INJURIES ‘IN CONTROVERSY’
In Romano v. Steelcase Inc., 2006-2233, Spinner disagreed that turning over the documents amounted to a violation of Romano’s privacy.
“Plaintiffs who place their physical condition in controversy, may not shield from disclosure material which is necessary to the defense of the action… Accordingly, in an action seeking damages for personal injuries, discovery is generally permitted with respect to materials that may be relevant both to the issue of damages and the extent of a plaintiff’s injury,” the judge wrote.
He said it was “reasonable to infer from the limited postings on Plaintiff’s public Facebook and MySpace profile pages, that her private pages may contain materials and information that are relevant to her claims or that may lead to the disclosure of admissible evidence.”
Spinner also rejected Romano’s argument that the release of the information would violate her Fourth Amendment right to privacy.
He noted that MySpace cautions users to remember that their profiles are public forums.
Facebook also warns users that they post content on the site at their “own risk” and that “no security measures are perfect or impenetrable.”
“Thus, when Plaintiff created her Facebook and MySpace accounts, she consented to the fact that her personal information would be shared with others, notwithstanding her privacy settings. Indeed, that is the very nature and purpose of these social networking sites or they would cease to exist,” Spinner wrote.
The judge ordered Romano to deliver to Steelcase an authorization so that the defendant could gain access to her Facebook and MySpace records, “including any records previously deleted or archived by said operators.”
Robert Kelner, who represented Romano, said in an interview that his client is considering an appeal.
“We feel that there is a huge difference between what an individual puts on the electronic media for public consumption and what you put on the media that is designated [as] private,” said Kelner of Kelner & Kelner, a New York Law Journal columnist.
He said what occurred here was equivalent to tearing down curtains blocking the view into an individual’s home.
“This to us is your living room or bedroom electronically,” he said.
But Richard Raysman, a partner at Holland & Knight and a New York Law Journal columnist who is not involved in the case, called the defendant’s discovery request “perfectly valid” provided that it is related to the plaintiff’s injury.
The defense is entitled to obtain a plaintiff’s private information regardless of whether it is in a photo album at home or in cyberspace, which is where most people now store their photos, Raysman said.
James A. Gallagher Jr. of Gallagher & Faller in Garden City, who represented Steelcase, called the decision a “positive step” forward in arriving at the truth.
John T. Ryan & Associates of Riverhead represented Educational & Institutional Cooperative Services.
Aaron Rubin of Orrick, Herrington & Sutcliffe represented Facebook.

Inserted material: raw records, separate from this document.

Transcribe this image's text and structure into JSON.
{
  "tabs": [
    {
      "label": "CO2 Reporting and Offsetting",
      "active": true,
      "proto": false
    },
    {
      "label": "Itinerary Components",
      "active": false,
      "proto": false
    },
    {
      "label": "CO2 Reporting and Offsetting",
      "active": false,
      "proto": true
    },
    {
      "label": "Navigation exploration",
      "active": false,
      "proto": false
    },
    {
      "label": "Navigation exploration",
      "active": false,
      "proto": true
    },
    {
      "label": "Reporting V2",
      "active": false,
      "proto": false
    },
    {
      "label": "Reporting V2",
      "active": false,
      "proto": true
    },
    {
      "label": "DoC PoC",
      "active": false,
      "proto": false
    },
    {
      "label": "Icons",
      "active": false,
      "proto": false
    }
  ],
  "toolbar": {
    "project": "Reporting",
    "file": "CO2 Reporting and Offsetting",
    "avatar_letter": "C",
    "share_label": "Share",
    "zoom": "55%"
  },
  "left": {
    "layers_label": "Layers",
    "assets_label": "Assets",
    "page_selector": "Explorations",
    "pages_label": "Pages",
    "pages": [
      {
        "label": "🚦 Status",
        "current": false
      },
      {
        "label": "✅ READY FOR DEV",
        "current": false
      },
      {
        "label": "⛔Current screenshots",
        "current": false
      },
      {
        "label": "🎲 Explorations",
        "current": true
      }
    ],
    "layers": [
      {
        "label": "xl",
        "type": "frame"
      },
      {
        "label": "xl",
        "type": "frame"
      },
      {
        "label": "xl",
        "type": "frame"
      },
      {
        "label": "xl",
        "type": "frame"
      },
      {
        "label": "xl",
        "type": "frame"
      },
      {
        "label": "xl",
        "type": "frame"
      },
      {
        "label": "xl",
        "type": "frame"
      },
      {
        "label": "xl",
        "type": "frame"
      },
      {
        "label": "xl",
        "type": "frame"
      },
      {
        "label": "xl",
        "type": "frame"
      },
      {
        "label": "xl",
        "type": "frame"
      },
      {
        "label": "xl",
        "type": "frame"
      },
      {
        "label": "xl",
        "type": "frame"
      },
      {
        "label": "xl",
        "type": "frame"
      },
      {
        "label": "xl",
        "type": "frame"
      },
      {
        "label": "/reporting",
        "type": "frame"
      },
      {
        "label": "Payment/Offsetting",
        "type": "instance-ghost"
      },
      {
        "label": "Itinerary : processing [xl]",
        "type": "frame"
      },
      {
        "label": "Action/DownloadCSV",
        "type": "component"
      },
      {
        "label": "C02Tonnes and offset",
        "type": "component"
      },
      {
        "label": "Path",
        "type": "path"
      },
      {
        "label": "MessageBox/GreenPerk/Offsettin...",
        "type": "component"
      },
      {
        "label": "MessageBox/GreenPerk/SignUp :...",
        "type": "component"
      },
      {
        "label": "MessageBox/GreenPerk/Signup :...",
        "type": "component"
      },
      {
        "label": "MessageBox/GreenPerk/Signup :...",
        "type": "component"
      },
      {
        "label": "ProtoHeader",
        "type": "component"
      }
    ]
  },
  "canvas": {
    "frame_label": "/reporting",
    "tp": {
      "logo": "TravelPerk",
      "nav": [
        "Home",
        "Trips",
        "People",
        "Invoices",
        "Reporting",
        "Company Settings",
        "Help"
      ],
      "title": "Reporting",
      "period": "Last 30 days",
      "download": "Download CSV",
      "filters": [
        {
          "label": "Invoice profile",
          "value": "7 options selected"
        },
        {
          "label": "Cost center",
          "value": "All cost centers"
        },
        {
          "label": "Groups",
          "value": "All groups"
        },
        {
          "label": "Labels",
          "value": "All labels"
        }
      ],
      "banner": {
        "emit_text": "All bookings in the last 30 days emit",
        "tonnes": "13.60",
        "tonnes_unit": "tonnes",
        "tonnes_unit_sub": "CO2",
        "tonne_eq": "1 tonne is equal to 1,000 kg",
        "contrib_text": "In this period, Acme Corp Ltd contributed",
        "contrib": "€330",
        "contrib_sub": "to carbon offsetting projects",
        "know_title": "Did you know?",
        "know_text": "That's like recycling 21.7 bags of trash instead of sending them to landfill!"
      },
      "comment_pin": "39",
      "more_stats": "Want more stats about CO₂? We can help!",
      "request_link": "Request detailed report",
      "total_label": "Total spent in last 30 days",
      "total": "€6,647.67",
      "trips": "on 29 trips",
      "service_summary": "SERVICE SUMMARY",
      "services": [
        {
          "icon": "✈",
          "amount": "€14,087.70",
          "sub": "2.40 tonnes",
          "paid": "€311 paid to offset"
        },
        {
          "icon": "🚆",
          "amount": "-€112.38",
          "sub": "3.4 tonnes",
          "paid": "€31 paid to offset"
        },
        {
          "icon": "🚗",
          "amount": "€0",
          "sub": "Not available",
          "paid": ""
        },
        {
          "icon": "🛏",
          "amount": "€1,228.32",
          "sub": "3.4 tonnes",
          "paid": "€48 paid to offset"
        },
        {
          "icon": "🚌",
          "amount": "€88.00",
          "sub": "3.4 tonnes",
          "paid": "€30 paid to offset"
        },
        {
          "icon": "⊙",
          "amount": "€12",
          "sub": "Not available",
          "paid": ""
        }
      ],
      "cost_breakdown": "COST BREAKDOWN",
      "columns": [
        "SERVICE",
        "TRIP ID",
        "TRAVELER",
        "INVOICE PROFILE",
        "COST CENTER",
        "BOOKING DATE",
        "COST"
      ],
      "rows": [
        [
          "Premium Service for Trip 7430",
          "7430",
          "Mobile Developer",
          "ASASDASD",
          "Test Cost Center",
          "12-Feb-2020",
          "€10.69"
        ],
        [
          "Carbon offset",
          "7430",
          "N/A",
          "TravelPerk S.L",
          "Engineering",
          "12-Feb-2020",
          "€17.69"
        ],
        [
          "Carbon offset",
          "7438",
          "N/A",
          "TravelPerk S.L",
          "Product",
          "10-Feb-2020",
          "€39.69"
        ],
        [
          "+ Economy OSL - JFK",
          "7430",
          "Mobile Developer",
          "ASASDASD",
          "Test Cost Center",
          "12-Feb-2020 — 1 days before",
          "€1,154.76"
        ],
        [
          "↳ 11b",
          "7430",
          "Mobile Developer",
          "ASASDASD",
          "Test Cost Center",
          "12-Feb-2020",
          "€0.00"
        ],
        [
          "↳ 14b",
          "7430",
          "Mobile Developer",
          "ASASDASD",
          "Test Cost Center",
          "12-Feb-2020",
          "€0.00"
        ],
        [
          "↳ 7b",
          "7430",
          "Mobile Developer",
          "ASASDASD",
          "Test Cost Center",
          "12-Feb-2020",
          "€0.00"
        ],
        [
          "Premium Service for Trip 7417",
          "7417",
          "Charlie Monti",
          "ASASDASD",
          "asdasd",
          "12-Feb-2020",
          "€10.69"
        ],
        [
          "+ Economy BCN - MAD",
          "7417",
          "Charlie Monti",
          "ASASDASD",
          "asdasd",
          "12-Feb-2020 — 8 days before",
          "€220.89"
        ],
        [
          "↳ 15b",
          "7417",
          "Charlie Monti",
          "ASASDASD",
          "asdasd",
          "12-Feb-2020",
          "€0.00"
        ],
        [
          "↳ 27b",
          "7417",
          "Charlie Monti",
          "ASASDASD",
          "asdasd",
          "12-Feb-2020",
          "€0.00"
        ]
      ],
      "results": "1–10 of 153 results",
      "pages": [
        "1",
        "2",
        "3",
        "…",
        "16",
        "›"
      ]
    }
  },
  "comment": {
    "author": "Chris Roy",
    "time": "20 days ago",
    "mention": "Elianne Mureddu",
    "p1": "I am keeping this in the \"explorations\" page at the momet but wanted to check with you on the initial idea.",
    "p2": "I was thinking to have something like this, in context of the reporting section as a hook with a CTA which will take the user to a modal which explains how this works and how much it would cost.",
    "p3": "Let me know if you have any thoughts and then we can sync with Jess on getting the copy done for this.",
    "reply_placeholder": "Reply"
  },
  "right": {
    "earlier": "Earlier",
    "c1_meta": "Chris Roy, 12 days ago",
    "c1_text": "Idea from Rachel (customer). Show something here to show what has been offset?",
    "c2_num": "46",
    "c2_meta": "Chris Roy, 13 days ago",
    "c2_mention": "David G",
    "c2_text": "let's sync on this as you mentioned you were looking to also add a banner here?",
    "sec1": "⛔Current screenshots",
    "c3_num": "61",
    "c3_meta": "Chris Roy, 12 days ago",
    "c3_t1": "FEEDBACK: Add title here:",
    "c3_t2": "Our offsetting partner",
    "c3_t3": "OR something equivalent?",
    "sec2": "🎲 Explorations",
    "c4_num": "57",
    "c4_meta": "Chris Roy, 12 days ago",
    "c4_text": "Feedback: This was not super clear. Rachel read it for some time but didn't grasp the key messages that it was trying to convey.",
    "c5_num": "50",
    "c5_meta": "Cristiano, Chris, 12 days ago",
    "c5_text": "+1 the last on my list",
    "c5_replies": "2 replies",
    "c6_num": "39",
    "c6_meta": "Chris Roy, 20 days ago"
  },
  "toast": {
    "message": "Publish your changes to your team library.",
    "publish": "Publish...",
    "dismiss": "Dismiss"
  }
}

He did not return a call for comment. MySpace did not take a position on the motion.